Why?  Because it creates the illusion that Judaism is “fun” or “easy.” 

Because it lures people in with songs or cheap spirituality or tasty food and then – bait and switch!!! – it turns out Judaism is a hard life and so the Judaism you thought was all about fun fizzles and you drift away from Judaism.

And those who do stay religious, who move into religious communities like, I’m assuming Monsey or Lakewood or Boro Park or Jerusalem, suddenly discover that religious Jews are like anybody else, not all “souls on fire” but just regular people trying to make a living, playing loud music, behaving obnoxiously, speaking loshon hora, even stealing from each other in various horrible and petty ways.

Nehorai’s solution is a little fuzzy – he recommends “improving the qualitative state of our communities.”  By this I’m assuming he means make every Jewish person behave nicely instead of just a few kiruv rabbis.  As we say here in Israel, halevai – if only.  If only it were that easy.

I could be wrong about his message, and I hope somebody corrects me if I’ve misunderstood.  Whatever his goal is, it seems both vague and also almost certainly impossible.

There is no “Bad Kiruv”

Here’s my two cents:  There’s nothing wrong with kiruv, and I think kiruv professionals mostly have the right idea, even if they do sometimes paint an unrealistic picture of what Judaism looks like, and what the person being drawn in will look like in five, ten, or twenty years down the line.

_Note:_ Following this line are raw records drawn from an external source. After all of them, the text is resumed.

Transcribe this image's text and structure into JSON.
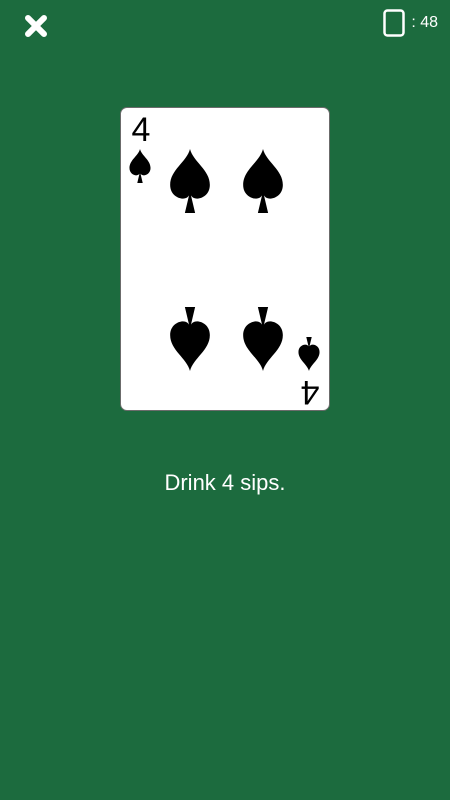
{
  "toolbar": {
    "close_icon": "close-x-icon",
    "deck_icon": "card-deck-icon",
    "cards_remaining": 48,
    "cards_remaining_label": ": 48"
  },
  "card": {
    "rank": "4",
    "suit": "spades",
    "suit_color": "#000000",
    "pips": 4
  },
  "message": "Drink 4 sips.",
  "colors": {
    "background": "#1c6b3e",
    "card_face": "#ffffff",
    "text": "#ffffff"
  }
}
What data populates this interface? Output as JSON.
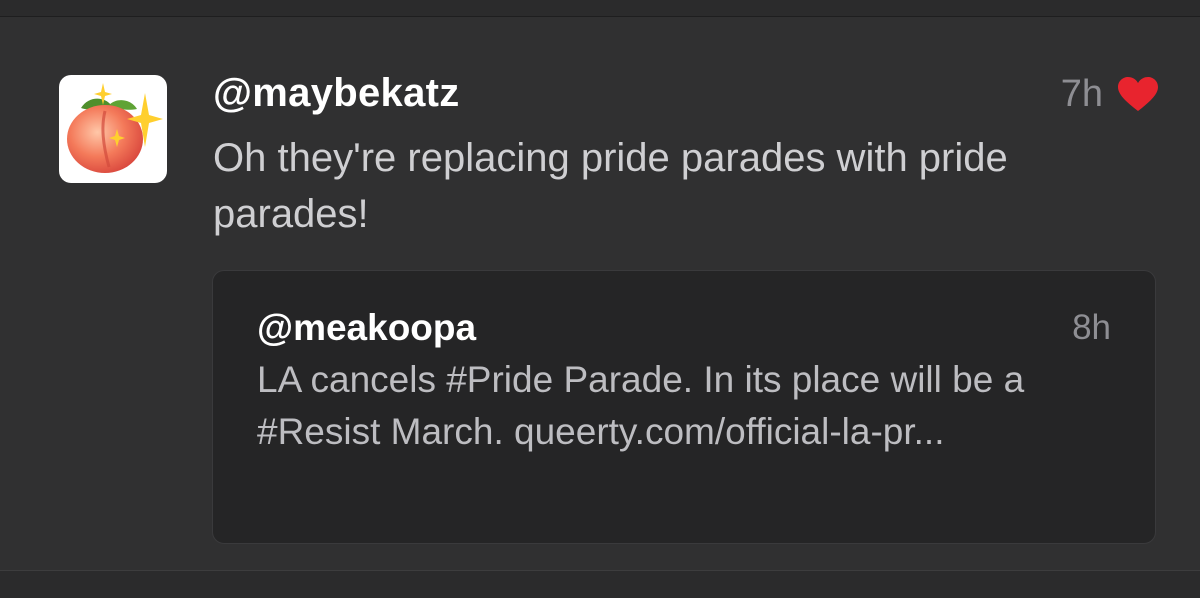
{
  "tweet": {
    "handle": "@maybekatz",
    "time": "7h",
    "text": "Oh they're replacing pride parades with pride parades!",
    "avatar_icon": "peach-sparkles-icon",
    "liked": true,
    "heart_color": "#e8242e"
  },
  "quoted": {
    "handle": "@meakoopa",
    "time": "8h",
    "text": "LA cancels #Pride Parade. In its place will be a #Resist March. queerty.com/official-la-pr..."
  }
}
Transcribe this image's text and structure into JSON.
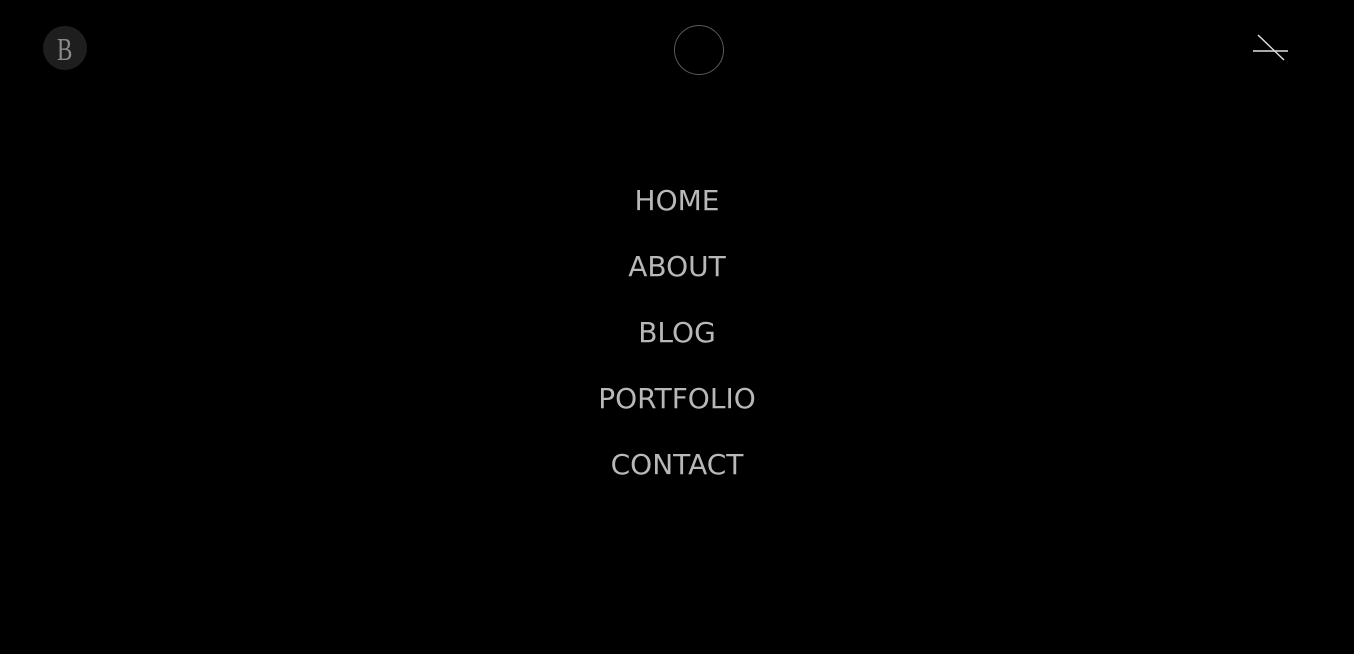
{
  "logo": {
    "letter": "B"
  },
  "nav": {
    "items": [
      {
        "label": "HOME"
      },
      {
        "label": "ABOUT"
      },
      {
        "label": "BLOG"
      },
      {
        "label": "PORTFOLIO"
      },
      {
        "label": "CONTACT"
      }
    ]
  },
  "icons": {
    "logo": "logo-icon",
    "cursor": "cursor-ring",
    "close": "close-icon"
  },
  "colors": {
    "background": "#000000",
    "nav_text": "#b8b8b8",
    "logo_bg": "#1e1e1e",
    "logo_text": "#8a8a8a",
    "ring": "#5a5a5a",
    "close_stroke": "#e0e0e0"
  }
}
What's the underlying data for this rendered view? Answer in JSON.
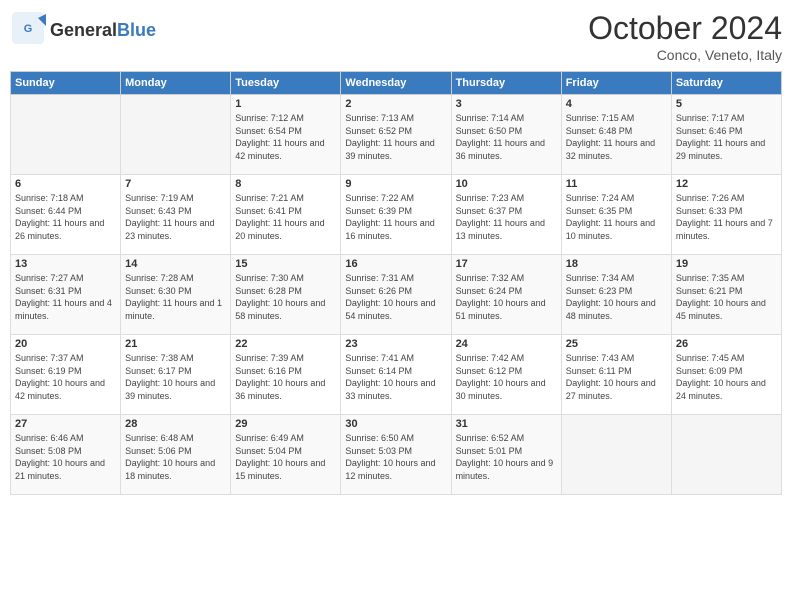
{
  "logo": {
    "text_general": "General",
    "text_blue": "Blue"
  },
  "header": {
    "month": "October 2024",
    "location": "Conco, Veneto, Italy"
  },
  "days_of_week": [
    "Sunday",
    "Monday",
    "Tuesday",
    "Wednesday",
    "Thursday",
    "Friday",
    "Saturday"
  ],
  "weeks": [
    [
      {
        "day": "",
        "sunrise": "",
        "sunset": "",
        "daylight": ""
      },
      {
        "day": "",
        "sunrise": "",
        "sunset": "",
        "daylight": ""
      },
      {
        "day": "1",
        "sunrise": "Sunrise: 7:12 AM",
        "sunset": "Sunset: 6:54 PM",
        "daylight": "Daylight: 11 hours and 42 minutes."
      },
      {
        "day": "2",
        "sunrise": "Sunrise: 7:13 AM",
        "sunset": "Sunset: 6:52 PM",
        "daylight": "Daylight: 11 hours and 39 minutes."
      },
      {
        "day": "3",
        "sunrise": "Sunrise: 7:14 AM",
        "sunset": "Sunset: 6:50 PM",
        "daylight": "Daylight: 11 hours and 36 minutes."
      },
      {
        "day": "4",
        "sunrise": "Sunrise: 7:15 AM",
        "sunset": "Sunset: 6:48 PM",
        "daylight": "Daylight: 11 hours and 32 minutes."
      },
      {
        "day": "5",
        "sunrise": "Sunrise: 7:17 AM",
        "sunset": "Sunset: 6:46 PM",
        "daylight": "Daylight: 11 hours and 29 minutes."
      }
    ],
    [
      {
        "day": "6",
        "sunrise": "Sunrise: 7:18 AM",
        "sunset": "Sunset: 6:44 PM",
        "daylight": "Daylight: 11 hours and 26 minutes."
      },
      {
        "day": "7",
        "sunrise": "Sunrise: 7:19 AM",
        "sunset": "Sunset: 6:43 PM",
        "daylight": "Daylight: 11 hours and 23 minutes."
      },
      {
        "day": "8",
        "sunrise": "Sunrise: 7:21 AM",
        "sunset": "Sunset: 6:41 PM",
        "daylight": "Daylight: 11 hours and 20 minutes."
      },
      {
        "day": "9",
        "sunrise": "Sunrise: 7:22 AM",
        "sunset": "Sunset: 6:39 PM",
        "daylight": "Daylight: 11 hours and 16 minutes."
      },
      {
        "day": "10",
        "sunrise": "Sunrise: 7:23 AM",
        "sunset": "Sunset: 6:37 PM",
        "daylight": "Daylight: 11 hours and 13 minutes."
      },
      {
        "day": "11",
        "sunrise": "Sunrise: 7:24 AM",
        "sunset": "Sunset: 6:35 PM",
        "daylight": "Daylight: 11 hours and 10 minutes."
      },
      {
        "day": "12",
        "sunrise": "Sunrise: 7:26 AM",
        "sunset": "Sunset: 6:33 PM",
        "daylight": "Daylight: 11 hours and 7 minutes."
      }
    ],
    [
      {
        "day": "13",
        "sunrise": "Sunrise: 7:27 AM",
        "sunset": "Sunset: 6:31 PM",
        "daylight": "Daylight: 11 hours and 4 minutes."
      },
      {
        "day": "14",
        "sunrise": "Sunrise: 7:28 AM",
        "sunset": "Sunset: 6:30 PM",
        "daylight": "Daylight: 11 hours and 1 minute."
      },
      {
        "day": "15",
        "sunrise": "Sunrise: 7:30 AM",
        "sunset": "Sunset: 6:28 PM",
        "daylight": "Daylight: 10 hours and 58 minutes."
      },
      {
        "day": "16",
        "sunrise": "Sunrise: 7:31 AM",
        "sunset": "Sunset: 6:26 PM",
        "daylight": "Daylight: 10 hours and 54 minutes."
      },
      {
        "day": "17",
        "sunrise": "Sunrise: 7:32 AM",
        "sunset": "Sunset: 6:24 PM",
        "daylight": "Daylight: 10 hours and 51 minutes."
      },
      {
        "day": "18",
        "sunrise": "Sunrise: 7:34 AM",
        "sunset": "Sunset: 6:23 PM",
        "daylight": "Daylight: 10 hours and 48 minutes."
      },
      {
        "day": "19",
        "sunrise": "Sunrise: 7:35 AM",
        "sunset": "Sunset: 6:21 PM",
        "daylight": "Daylight: 10 hours and 45 minutes."
      }
    ],
    [
      {
        "day": "20",
        "sunrise": "Sunrise: 7:37 AM",
        "sunset": "Sunset: 6:19 PM",
        "daylight": "Daylight: 10 hours and 42 minutes."
      },
      {
        "day": "21",
        "sunrise": "Sunrise: 7:38 AM",
        "sunset": "Sunset: 6:17 PM",
        "daylight": "Daylight: 10 hours and 39 minutes."
      },
      {
        "day": "22",
        "sunrise": "Sunrise: 7:39 AM",
        "sunset": "Sunset: 6:16 PM",
        "daylight": "Daylight: 10 hours and 36 minutes."
      },
      {
        "day": "23",
        "sunrise": "Sunrise: 7:41 AM",
        "sunset": "Sunset: 6:14 PM",
        "daylight": "Daylight: 10 hours and 33 minutes."
      },
      {
        "day": "24",
        "sunrise": "Sunrise: 7:42 AM",
        "sunset": "Sunset: 6:12 PM",
        "daylight": "Daylight: 10 hours and 30 minutes."
      },
      {
        "day": "25",
        "sunrise": "Sunrise: 7:43 AM",
        "sunset": "Sunset: 6:11 PM",
        "daylight": "Daylight: 10 hours and 27 minutes."
      },
      {
        "day": "26",
        "sunrise": "Sunrise: 7:45 AM",
        "sunset": "Sunset: 6:09 PM",
        "daylight": "Daylight: 10 hours and 24 minutes."
      }
    ],
    [
      {
        "day": "27",
        "sunrise": "Sunrise: 6:46 AM",
        "sunset": "Sunset: 5:08 PM",
        "daylight": "Daylight: 10 hours and 21 minutes."
      },
      {
        "day": "28",
        "sunrise": "Sunrise: 6:48 AM",
        "sunset": "Sunset: 5:06 PM",
        "daylight": "Daylight: 10 hours and 18 minutes."
      },
      {
        "day": "29",
        "sunrise": "Sunrise: 6:49 AM",
        "sunset": "Sunset: 5:04 PM",
        "daylight": "Daylight: 10 hours and 15 minutes."
      },
      {
        "day": "30",
        "sunrise": "Sunrise: 6:50 AM",
        "sunset": "Sunset: 5:03 PM",
        "daylight": "Daylight: 10 hours and 12 minutes."
      },
      {
        "day": "31",
        "sunrise": "Sunrise: 6:52 AM",
        "sunset": "Sunset: 5:01 PM",
        "daylight": "Daylight: 10 hours and 9 minutes."
      },
      {
        "day": "",
        "sunrise": "",
        "sunset": "",
        "daylight": ""
      },
      {
        "day": "",
        "sunrise": "",
        "sunset": "",
        "daylight": ""
      }
    ]
  ]
}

I think that first of all, some of these tensions are created by